*What is required:* Report all lines of the data below that hold the word "start".

*Exercise materials:*
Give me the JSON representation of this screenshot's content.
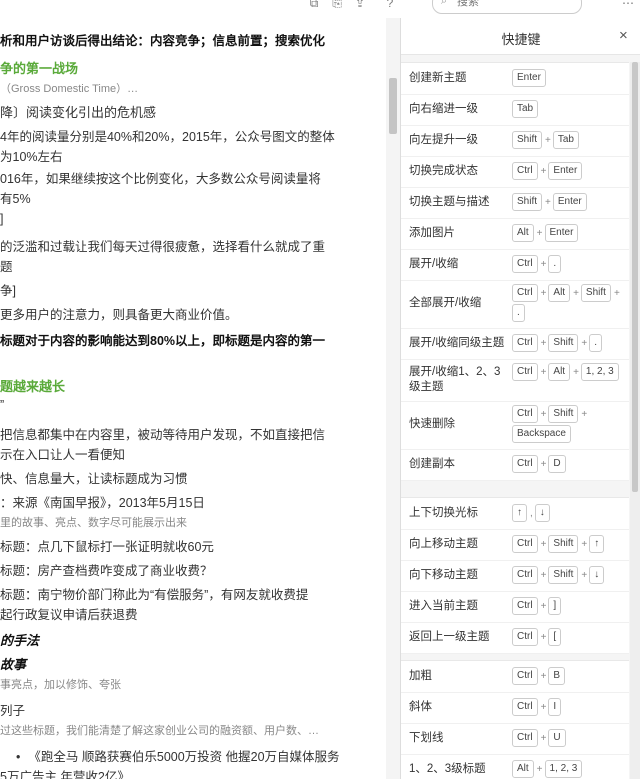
{
  "toolbar": {
    "search_placeholder": "搜索",
    "icons": [
      "share-icon",
      "export-icon",
      "help-icon",
      "more-icon"
    ]
  },
  "doc": {
    "lines": [
      {
        "t": "析和用户访谈后得出结论：内容竞争；信息前置；搜索优化",
        "cls": "bold"
      },
      {
        "t": "争的第一战场",
        "cls": "green"
      },
      {
        "t": "（Gross Domestic Time）…",
        "cls": "sub"
      },
      {
        "t": "降〕阅读变化引出的危机感",
        "cls": "big"
      },
      {
        "t": "4年的阅读量分别是40%和20%，2015年，公众号图文的整体",
        "cls": ""
      },
      {
        "t": "为10%左右",
        "cls": ""
      },
      {
        "t": "016年，如果继续按这个比例变化，大多数公众号阅读量将",
        "cls": ""
      },
      {
        "t": "有5%",
        "cls": ""
      },
      {
        "t": "]",
        "cls": ""
      },
      {
        "t": "的泛滥和过载让我们每天过得很疲惫，选择看什么就成了重",
        "cls": ""
      },
      {
        "t": "题",
        "cls": ""
      },
      {
        "t": "争]",
        "cls": ""
      },
      {
        "t": "更多用户的注意力，则具备更大商业价值。",
        "cls": ""
      },
      {
        "t": "标题对于内容的影响能达到80%以上，即标题是内容的第一",
        "cls": "bold"
      },
      {
        "t": "题越来越长",
        "cls": "green"
      },
      {
        "t": "”",
        "cls": ""
      },
      {
        "t": "把信息都集中在内容里，被动等待用户发现，不如直接把信",
        "cls": ""
      },
      {
        "t": "示在入口让人一看便知",
        "cls": ""
      },
      {
        "t": "快、信息量大，让读标题成为习惯",
        "cls": ""
      },
      {
        "t": "：来源《南国早报》，2013年5月15日",
        "cls": ""
      },
      {
        "t": "里的故事、亮点、数字尽可能展示出来",
        "cls": "sub"
      },
      {
        "t": "标题：点几下鼠标打一张证明就收60元",
        "cls": ""
      },
      {
        "t": "标题：房产查档费咋变成了商业收费？",
        "cls": ""
      },
      {
        "t": "标题：南宁物价部门称此为“有偿服务”，有网友就收费提",
        "cls": ""
      },
      {
        "t": "起行政复议申请后获退费",
        "cls": ""
      },
      {
        "t": "的手法",
        "cls": "h-italic"
      },
      {
        "t": "故事",
        "cls": "h-italic"
      },
      {
        "t": "事亮点，加以修饰、夸张",
        "cls": "sub"
      },
      {
        "t": "列子",
        "cls": ""
      },
      {
        "t": "过这些标题，我们能清楚了解这家创业公司的融资额、用户数、…",
        "cls": "sub"
      },
      {
        "t": "《跑全马 顺路获赛伯乐5000万投资 他握20万自媒体服务",
        "cls": "",
        "bullet": true
      },
      {
        "t": "5万广告主 年营收2亿》",
        "cls": ""
      }
    ]
  },
  "panel": {
    "title": "快捷键",
    "close_label": "×",
    "groups": [
      {
        "items": [
          {
            "label": "创建新主题",
            "keys": [
              "Enter"
            ]
          },
          {
            "label": "向右缩进一级",
            "keys": [
              "Tab"
            ]
          },
          {
            "label": "向左提升一级",
            "keys": [
              "Shift",
              "Tab"
            ]
          },
          {
            "label": "切换完成状态",
            "keys": [
              "Ctrl",
              "Enter"
            ]
          },
          {
            "label": "切换主题与描述",
            "keys": [
              "Shift",
              "Enter"
            ]
          },
          {
            "label": "添加图片",
            "keys": [
              "Alt",
              "Enter"
            ]
          },
          {
            "label": "展开/收缩",
            "keys": [
              "Ctrl",
              "."
            ]
          },
          {
            "label": "全部展开/收缩",
            "keys": [
              "Ctrl",
              "Alt",
              "Shift",
              "."
            ]
          },
          {
            "label": "展开/收缩同级主题",
            "keys": [
              "Ctrl",
              "Shift",
              "."
            ]
          },
          {
            "label": "展开/收缩1、2、3级主题",
            "keys": [
              "Ctrl",
              "Alt",
              "1, 2, 3"
            ]
          },
          {
            "label": "快速删除",
            "keys": [
              "Ctrl",
              "Shift",
              "Backspace"
            ]
          },
          {
            "label": "创建副本",
            "keys": [
              "Ctrl",
              "D"
            ]
          }
        ]
      },
      {
        "items": [
          {
            "label": "上下切换光标",
            "keys": [
              "↑",
              "↓"
            ],
            "sep": ","
          },
          {
            "label": "向上移动主题",
            "keys": [
              "Ctrl",
              "Shift",
              "↑"
            ]
          },
          {
            "label": "向下移动主题",
            "keys": [
              "Ctrl",
              "Shift",
              "↓"
            ]
          },
          {
            "label": "进入当前主题",
            "keys": [
              "Ctrl",
              "]"
            ]
          },
          {
            "label": "返回上一级主题",
            "keys": [
              "Ctrl",
              "["
            ]
          }
        ]
      },
      {
        "items": [
          {
            "label": "加粗",
            "keys": [
              "Ctrl",
              "B"
            ]
          },
          {
            "label": "斜体",
            "keys": [
              "Ctrl",
              "I"
            ]
          },
          {
            "label": "下划线",
            "keys": [
              "Ctrl",
              "U"
            ]
          },
          {
            "label": "1、2、3级标题",
            "keys": [
              "Alt",
              "1, 2, 3"
            ]
          }
        ]
      }
    ]
  }
}
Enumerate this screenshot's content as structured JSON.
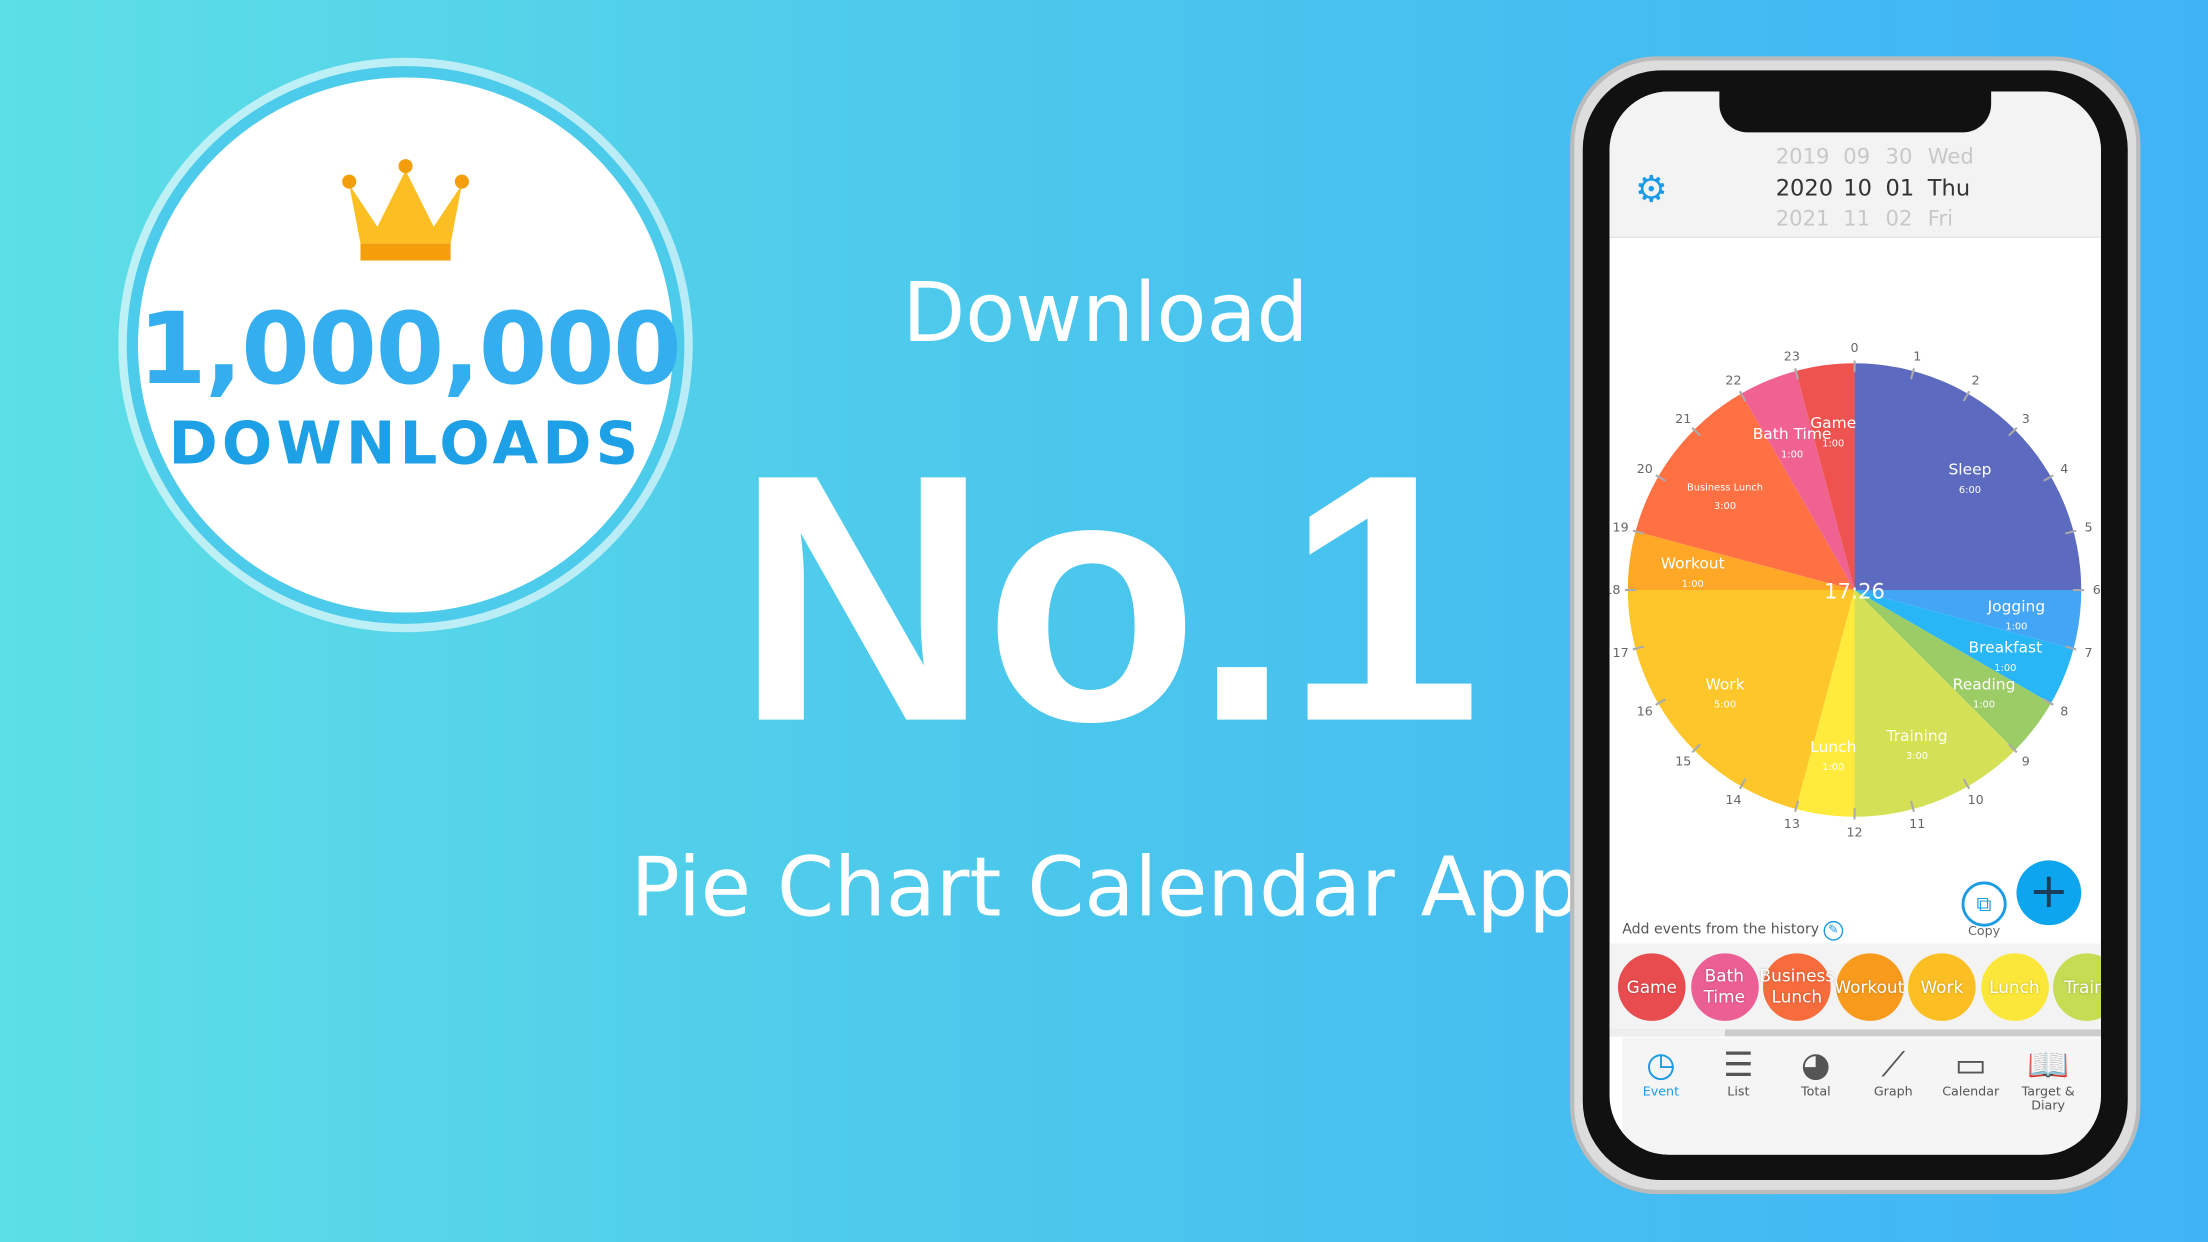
{
  "badge": {
    "count": "1,000,000",
    "label": "DOWNLOADS",
    "icon": "crown-icon"
  },
  "hero": {
    "download": "Download",
    "rank": "No.1",
    "subtitle": "Pie Chart Calendar App"
  },
  "app": {
    "date_picker": {
      "rows": [
        [
          "2019",
          "09",
          "30",
          "Wed"
        ],
        [
          "2020",
          "10",
          "01",
          "Thu"
        ],
        [
          "2021",
          "11",
          "02",
          "Fri"
        ]
      ],
      "selected_index": 1
    },
    "settings_icon": "gear-icon",
    "current_time": "17:26",
    "history_label": "Add events from the history",
    "copy_label": "Copy",
    "chips": [
      {
        "label": "Game",
        "color": "#e84c4f"
      },
      {
        "label": "Bath Time",
        "color": "#ec5f95"
      },
      {
        "label": "Business Lunch",
        "color": "#f76c3c"
      },
      {
        "label": "Workout",
        "color": "#f89a1c"
      },
      {
        "label": "Work",
        "color": "#fbbf24"
      },
      {
        "label": "Lunch",
        "color": "#fbe73a"
      },
      {
        "label": "Traini",
        "color": "#c6dc52"
      }
    ],
    "tabs": [
      {
        "label": "Event",
        "icon": "clock-icon",
        "active": true
      },
      {
        "label": "List",
        "icon": "list-icon"
      },
      {
        "label": "Total",
        "icon": "pie-icon"
      },
      {
        "label": "Graph",
        "icon": "graph-icon"
      },
      {
        "label": "Calendar",
        "icon": "calendar-icon"
      },
      {
        "label": "Target & Diary",
        "icon": "book-icon"
      }
    ],
    "accent": "#1a9be6"
  },
  "chart_data": {
    "type": "pie",
    "unit": "hours (24h clock)",
    "segments": [
      {
        "label": "Sleep",
        "duration": "6:00",
        "start": 0,
        "end": 6,
        "color": "#5c6bc0"
      },
      {
        "label": "Jogging",
        "duration": "1:00",
        "start": 6,
        "end": 7,
        "color": "#42a5f5"
      },
      {
        "label": "Breakfast",
        "duration": "1:00",
        "start": 7,
        "end": 8,
        "color": "#29b6f6"
      },
      {
        "label": "Reading",
        "duration": "1:00",
        "start": 8,
        "end": 9,
        "color": "#9ccc65"
      },
      {
        "label": "Training",
        "duration": "3:00",
        "start": 9,
        "end": 12,
        "color": "#d4e157"
      },
      {
        "label": "Lunch",
        "duration": "1:00",
        "start": 12,
        "end": 13,
        "color": "#ffeb3b"
      },
      {
        "label": "Work",
        "duration": "5:00",
        "start": 13,
        "end": 18,
        "color": "#fdc62a"
      },
      {
        "label": "Workout",
        "duration": "1:00",
        "start": 18,
        "end": 19,
        "color": "#ffa726"
      },
      {
        "label": "Business Lunch",
        "duration": "3:00",
        "start": 19,
        "end": 22,
        "color": "#ff7043"
      },
      {
        "label": "Bath Time",
        "duration": "1:00",
        "start": 22,
        "end": 23,
        "color": "#f06292"
      },
      {
        "label": "Game",
        "duration": "1:00",
        "start": 23,
        "end": 24,
        "color": "#ef5350"
      }
    ],
    "hour_ticks": [
      "0",
      "1",
      "2",
      "3",
      "4",
      "5",
      "6",
      "7",
      "8",
      "9",
      "10",
      "11",
      "12",
      "13",
      "14",
      "15",
      "16",
      "17",
      "18",
      "19",
      "20",
      "21",
      "22",
      "23"
    ]
  }
}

*Solution to this exercise:*
        "start": 0,
        "start": 6,
        "start": 7,
        "start": 8,
        "start": 9,
        "start": 12,
        "start": 13,
        "start": 18,
        "start": 19,
        "start": 22,
        "start": 23,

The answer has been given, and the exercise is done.